[Interface dataset entries]

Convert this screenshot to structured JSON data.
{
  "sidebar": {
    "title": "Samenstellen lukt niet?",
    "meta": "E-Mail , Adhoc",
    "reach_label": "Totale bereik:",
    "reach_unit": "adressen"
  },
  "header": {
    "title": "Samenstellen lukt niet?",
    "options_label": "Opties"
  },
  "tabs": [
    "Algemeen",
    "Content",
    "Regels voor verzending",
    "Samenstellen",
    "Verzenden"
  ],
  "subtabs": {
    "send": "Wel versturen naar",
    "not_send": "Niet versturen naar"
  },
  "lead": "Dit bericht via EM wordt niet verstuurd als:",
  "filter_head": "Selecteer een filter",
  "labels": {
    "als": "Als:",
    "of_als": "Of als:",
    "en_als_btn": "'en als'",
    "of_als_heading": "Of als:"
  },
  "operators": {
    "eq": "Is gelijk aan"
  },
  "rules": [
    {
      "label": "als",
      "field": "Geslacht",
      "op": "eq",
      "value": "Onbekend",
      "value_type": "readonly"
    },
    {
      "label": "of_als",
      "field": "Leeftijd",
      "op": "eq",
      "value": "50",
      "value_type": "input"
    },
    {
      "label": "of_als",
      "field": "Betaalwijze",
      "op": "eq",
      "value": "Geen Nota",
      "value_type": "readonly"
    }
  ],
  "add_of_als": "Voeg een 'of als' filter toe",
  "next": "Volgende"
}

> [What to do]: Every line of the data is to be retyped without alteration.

> [Result of this exercise]:
Convert this screenshot to structured JSON data.
{
  "sidebar": {
    "title": "Samenstellen lukt niet?",
    "meta": "E-Mail , Adhoc",
    "reach_label": "Totale bereik:",
    "reach_unit": "adressen"
  },
  "header": {
    "title": "Samenstellen lukt niet?",
    "options_label": "Opties"
  },
  "tabs": [
    "Algemeen",
    "Content",
    "Regels voor verzending",
    "Samenstellen",
    "Verzenden"
  ],
  "subtabs": {
    "send": "Wel versturen naar",
    "not_send": "Niet versturen naar"
  },
  "lead": "Dit bericht via EM wordt niet verstuurd als:",
  "filter_head": "Selecteer een filter",
  "labels": {
    "als": "Als:",
    "of_als": "Of als:",
    "en_als_btn": "'en als'",
    "of_als_heading": "Of als:"
  },
  "operators": {
    "eq": "Is gelijk aan"
  },
  "rules": [
    {
      "label": "als",
      "field": "Geslacht",
      "op": "eq",
      "value": "Onbekend",
      "value_type": "readonly"
    },
    {
      "label": "of_als",
      "field": "Leeftijd",
      "op": "eq",
      "value": "50",
      "value_type": "input"
    },
    {
      "label": "of_als",
      "field": "Betaalwijze",
      "op": "eq",
      "value": "Geen Nota",
      "value_type": "readonly"
    }
  ],
  "add_of_als": "Voeg een 'of als' filter toe",
  "next": "Volgende"
}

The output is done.